There will be times in your life when you'll need to have legal representation. Having the right lawyer can help you resolve a dispute with neighbors, end a marriage, enforce your rights in the workplace, or even avoid prison time. It makes sense to get a lawyer when life gets legal, whether it's a DUI charge or adoption. A lawyer is not necessary for all legal procedures, which is why FindLaw provides free legal information and do-it-yourself resources.
FindLaw's Guide to Hiring a Lawyer not only helps you determine when you should hire a lawyer, but it also helps you choose the right lawyer, understand legal fees, contingency fees, and retainer agreements, and get peace of mind. Lawyers can seem expensive, but not having legal counsel to provide legal advice and legal services can be far more costly.
Practice Areas of Law
Lawyers do not specialize in one type of law during law school. Once they begin working, they often specialize in one type of law or a few related practice areas. For example, one lawyer may only work on criminal cases, while another may handle a variety of personal injury legal matters. Some attorneys don't undertake litigation but serve transactional or advisory roles, such as estate planning. While qualified to represent clients in court, many in-house business attorneys rarely set foot in a courtroom.
Some well-known legal practice areas include the following:
Within these larger practice areas, attorneys may focus on one or more specific types of cases. A criminal defense attorney, for instance, may specialize in defending clients against DUI charges. A family law attorney may handle primarily divorce cases or custody disputes. A lawyer referral service sorts attorneys by practice areas so potential clients can find them easily.
Types of Law Firms
Another way to find a lawyer is through an established law firm. Law firms are often sorted by size, ranging from local solo practitioners to large, multi-state (or even multinational) firms with thousands of attorneys on staff. Small firms may employ between two and 10 lawyers. A small firm may have several types of lawyers on staff. If they focus on a single area of law, they may call themselves a "boutique" firm. Small firms offer the attention provided by single-attorney firms but with enough depth to cover a broader range of legal topics.

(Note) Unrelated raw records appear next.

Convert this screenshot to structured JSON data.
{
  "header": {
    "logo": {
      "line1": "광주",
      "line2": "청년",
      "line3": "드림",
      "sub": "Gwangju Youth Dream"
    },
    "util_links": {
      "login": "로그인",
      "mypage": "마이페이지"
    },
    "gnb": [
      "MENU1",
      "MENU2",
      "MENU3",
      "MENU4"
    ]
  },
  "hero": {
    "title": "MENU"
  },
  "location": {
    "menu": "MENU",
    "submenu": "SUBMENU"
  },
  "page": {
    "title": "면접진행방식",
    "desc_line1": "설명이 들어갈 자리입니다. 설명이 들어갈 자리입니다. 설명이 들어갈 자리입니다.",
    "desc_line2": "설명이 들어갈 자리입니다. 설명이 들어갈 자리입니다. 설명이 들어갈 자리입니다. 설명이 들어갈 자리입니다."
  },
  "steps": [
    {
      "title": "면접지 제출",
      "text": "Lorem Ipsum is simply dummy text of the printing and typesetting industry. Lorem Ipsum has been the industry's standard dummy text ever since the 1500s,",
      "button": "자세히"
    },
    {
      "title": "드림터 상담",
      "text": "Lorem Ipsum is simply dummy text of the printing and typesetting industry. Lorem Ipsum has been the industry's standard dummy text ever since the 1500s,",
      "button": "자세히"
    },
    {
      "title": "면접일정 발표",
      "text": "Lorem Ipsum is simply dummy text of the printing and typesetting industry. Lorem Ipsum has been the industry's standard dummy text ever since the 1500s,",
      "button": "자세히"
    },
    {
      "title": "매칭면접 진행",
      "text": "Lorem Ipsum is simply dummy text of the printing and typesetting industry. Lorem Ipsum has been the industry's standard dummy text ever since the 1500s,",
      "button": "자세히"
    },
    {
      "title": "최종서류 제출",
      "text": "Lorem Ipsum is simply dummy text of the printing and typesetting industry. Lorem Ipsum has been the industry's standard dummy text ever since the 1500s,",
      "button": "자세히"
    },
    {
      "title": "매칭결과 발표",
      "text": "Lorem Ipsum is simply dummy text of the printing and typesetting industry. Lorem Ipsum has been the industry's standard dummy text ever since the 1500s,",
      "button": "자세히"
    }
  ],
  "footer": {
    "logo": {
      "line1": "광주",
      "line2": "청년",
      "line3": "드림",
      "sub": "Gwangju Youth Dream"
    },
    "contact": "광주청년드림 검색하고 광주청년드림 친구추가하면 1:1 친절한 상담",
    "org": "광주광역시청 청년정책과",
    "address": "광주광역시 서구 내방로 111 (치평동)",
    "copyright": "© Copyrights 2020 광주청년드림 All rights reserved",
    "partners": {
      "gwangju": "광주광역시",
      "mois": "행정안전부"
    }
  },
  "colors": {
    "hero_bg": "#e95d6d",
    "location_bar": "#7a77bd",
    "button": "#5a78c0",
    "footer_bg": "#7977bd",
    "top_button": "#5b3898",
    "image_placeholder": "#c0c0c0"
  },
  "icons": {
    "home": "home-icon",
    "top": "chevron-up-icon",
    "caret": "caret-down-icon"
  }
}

A law firm may focus on litigation (resolving legal issues in court) or handle transactional work. Probate and real estate firms are mostly transactional, while family and criminal law firms spend more time in court.
A self-help clinic may not have any attorneys on staff. These clinics offer legal information and help fill out and file legal documents. Some legal issues don't need an attorney's help, so you can save a lot of money by doing the paperwork yourself. These clinics may have a paralegal or legal assistant to answer questions, but you complete the forms and pay the filing fees yourself.
Many law firms provide free or reduced-rate initial consultations for prospective clients. At these first meetings, the attorney or paralegal asks about the case and answers any legal questions. The attorney may review fee agreements and discuss payment options with the client. Most attorney fee agreements work in one of three ways:
- Flat fees are charged for legal services or small cases. Lawyers charge flat fees for traffic tickets, basic wills, or summary dissolutions.
- Contingency fee agreements are usually signed for personal injury or other tort cases. In a contingency case, the attorney is not paid until the case settles. The lawyer's fee is part of the award or settlement.
- Hourly fees are charged for most other legal work. The hourly rate depends on the size of the firm and who does the work. You can expect regular billing for hourly fees. With an hourly fee agreement, you may pay a retainer fee to begin representation.
The first time you meet with an attorney and discuss your case, you establish an attorney-client relationship. Any information you disclose to the attorney is privileged, even if you do not hire the attorney for your legal matter. This protection is known as attorney-client privilege. It prevents any attorneys you talk to from discussing your legal matter with other individuals, including other attorneys.
You Don't Have To Solve This on Your Own – Get a Lawyer's Help
If you have a legal problem, don't try to solve it alone. When you need legal help, meeting a lawyer near you is the first step to resolving your issue. Visit FindLaw's attorney directory for legal advice in your area.